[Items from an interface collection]
'''

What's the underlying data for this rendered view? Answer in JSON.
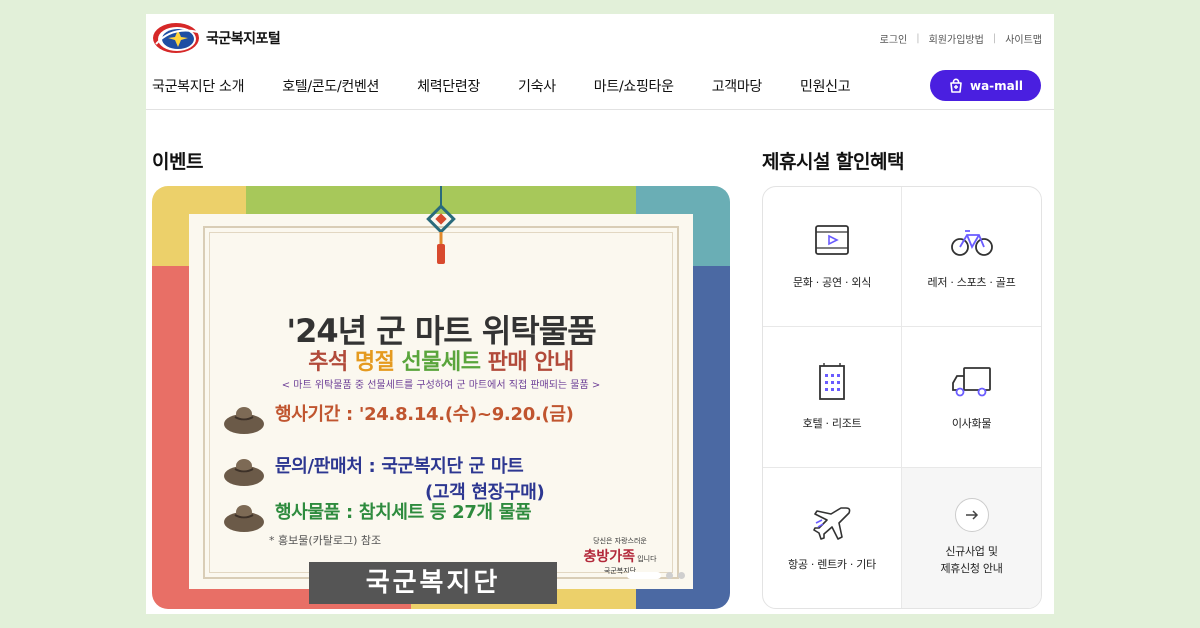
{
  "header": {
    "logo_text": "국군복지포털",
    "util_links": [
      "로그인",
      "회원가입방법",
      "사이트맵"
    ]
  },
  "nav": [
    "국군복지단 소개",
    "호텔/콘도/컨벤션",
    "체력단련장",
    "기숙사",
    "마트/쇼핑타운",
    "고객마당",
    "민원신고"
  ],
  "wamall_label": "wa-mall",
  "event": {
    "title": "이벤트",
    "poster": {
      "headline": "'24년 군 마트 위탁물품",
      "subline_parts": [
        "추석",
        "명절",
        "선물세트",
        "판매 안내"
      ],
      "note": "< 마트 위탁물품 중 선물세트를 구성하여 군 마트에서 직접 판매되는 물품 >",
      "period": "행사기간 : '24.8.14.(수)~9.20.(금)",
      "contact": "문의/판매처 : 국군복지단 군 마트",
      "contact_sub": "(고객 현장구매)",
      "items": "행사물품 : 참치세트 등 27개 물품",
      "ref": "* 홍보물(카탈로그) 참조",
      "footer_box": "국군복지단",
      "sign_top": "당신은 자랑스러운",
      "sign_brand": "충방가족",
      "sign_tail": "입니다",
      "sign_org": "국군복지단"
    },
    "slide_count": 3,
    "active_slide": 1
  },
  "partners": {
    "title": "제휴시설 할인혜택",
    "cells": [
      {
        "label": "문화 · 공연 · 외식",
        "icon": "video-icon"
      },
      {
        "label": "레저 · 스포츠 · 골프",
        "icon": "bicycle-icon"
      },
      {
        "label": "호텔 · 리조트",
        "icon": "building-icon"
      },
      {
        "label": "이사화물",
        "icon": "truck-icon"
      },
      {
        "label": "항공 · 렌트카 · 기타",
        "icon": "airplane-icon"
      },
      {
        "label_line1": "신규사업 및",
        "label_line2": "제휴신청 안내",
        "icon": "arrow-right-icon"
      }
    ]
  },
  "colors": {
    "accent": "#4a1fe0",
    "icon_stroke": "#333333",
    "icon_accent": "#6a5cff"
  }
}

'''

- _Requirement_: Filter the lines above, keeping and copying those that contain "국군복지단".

- _Answer to the problem_:
    "국군복지단 소개",
      "contact": "문의/판매처 : 국군복지단 군 마트",
      "footer_box": "국군복지단",
      "sign_org": "국군복지단"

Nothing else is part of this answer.